● Requirement:
A faithful copy of the entries is required, with no images in it.

● Record excerpts:
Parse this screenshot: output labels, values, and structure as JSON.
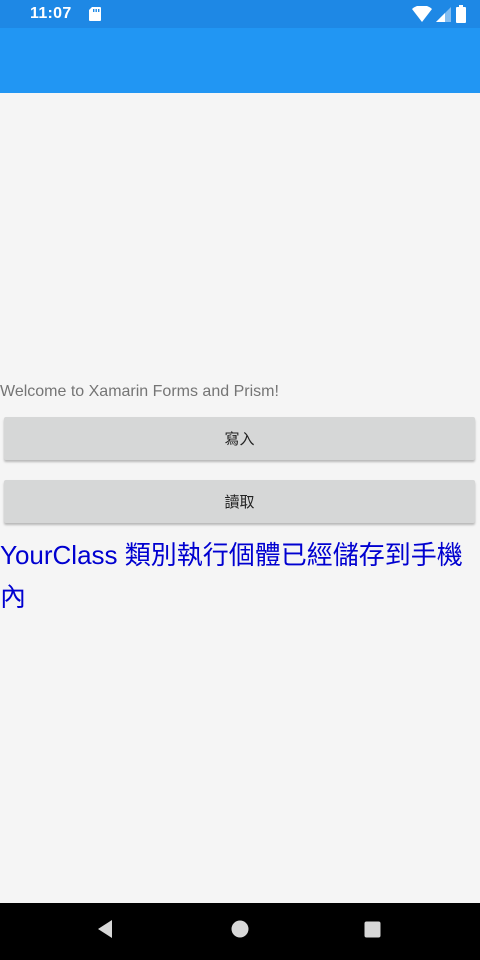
{
  "status_bar": {
    "time": "11:07",
    "icons": [
      "sd-card-icon",
      "wifi-icon",
      "signal-icon",
      "battery-icon"
    ],
    "color": "#1e88e5"
  },
  "toolbar": {
    "color": "#2196f3"
  },
  "main": {
    "welcome_text": "Welcome to Xamarin Forms and Prism!",
    "write_button_label": "寫入",
    "read_button_label": "讀取",
    "message": "YourClass 類別執行個體已經儲存到手機內",
    "message_color": "#0000d0"
  },
  "nav_bar": {
    "buttons": [
      "back-icon",
      "home-icon",
      "recents-icon"
    ]
  }
}
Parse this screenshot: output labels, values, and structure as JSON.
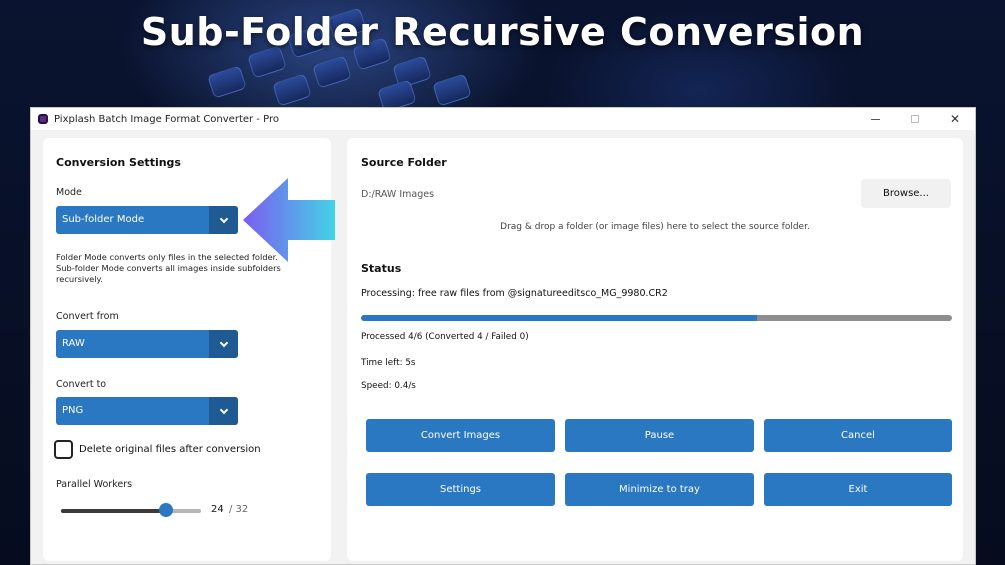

● Solution:
Parse this screenshot: output labels, values, and structure as JSON.
{
  "status_bar": {
    "time": "11:07",
    "icons": [
      "sd-card-icon",
      "wifi-icon",
      "signal-icon",
      "battery-icon"
    ],
    "color": "#1e88e5"
  },
  "toolbar": {
    "color": "#2196f3"
  },
  "main": {
    "welcome_text": "Welcome to Xamarin Forms and Prism!",
    "write_button_label": "寫入",
    "read_button_label": "讀取",
    "message": "YourClass 類別執行個體已經儲存到手機內",
    "message_color": "#0000d0"
  },
  "nav_bar": {
    "buttons": [
      "back-icon",
      "home-icon",
      "recents-icon"
    ]
  }
}
Parse this screenshot: output labels, values, and structure as JSON.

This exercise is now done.